[Data records for software interfaces]

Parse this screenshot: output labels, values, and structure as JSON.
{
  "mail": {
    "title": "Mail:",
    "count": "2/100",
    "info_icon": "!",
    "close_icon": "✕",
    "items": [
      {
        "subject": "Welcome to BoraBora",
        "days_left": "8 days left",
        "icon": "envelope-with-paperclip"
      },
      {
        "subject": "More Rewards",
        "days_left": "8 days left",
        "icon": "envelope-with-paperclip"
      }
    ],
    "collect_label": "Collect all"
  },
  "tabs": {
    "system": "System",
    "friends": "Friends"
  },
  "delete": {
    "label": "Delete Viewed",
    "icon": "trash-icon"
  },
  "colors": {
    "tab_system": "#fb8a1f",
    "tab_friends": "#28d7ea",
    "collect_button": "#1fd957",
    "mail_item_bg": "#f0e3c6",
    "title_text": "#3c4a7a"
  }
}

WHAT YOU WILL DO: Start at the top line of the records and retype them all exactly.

EXPECTED ANSWER:
Parse this screenshot: output labels, values, and structure as JSON.
{
  "mail": {
    "title": "Mail:",
    "count": "2/100",
    "info_icon": "!",
    "close_icon": "✕",
    "items": [
      {
        "subject": "Welcome to BoraBora",
        "days_left": "8 days left",
        "icon": "envelope-with-paperclip"
      },
      {
        "subject": "More Rewards",
        "days_left": "8 days left",
        "icon": "envelope-with-paperclip"
      }
    ],
    "collect_label": "Collect all"
  },
  "tabs": {
    "system": "System",
    "friends": "Friends"
  },
  "delete": {
    "label": "Delete Viewed",
    "icon": "trash-icon"
  },
  "colors": {
    "tab_system": "#fb8a1f",
    "tab_friends": "#28d7ea",
    "collect_button": "#1fd957",
    "mail_item_bg": "#f0e3c6",
    "title_text": "#3c4a7a"
  }
}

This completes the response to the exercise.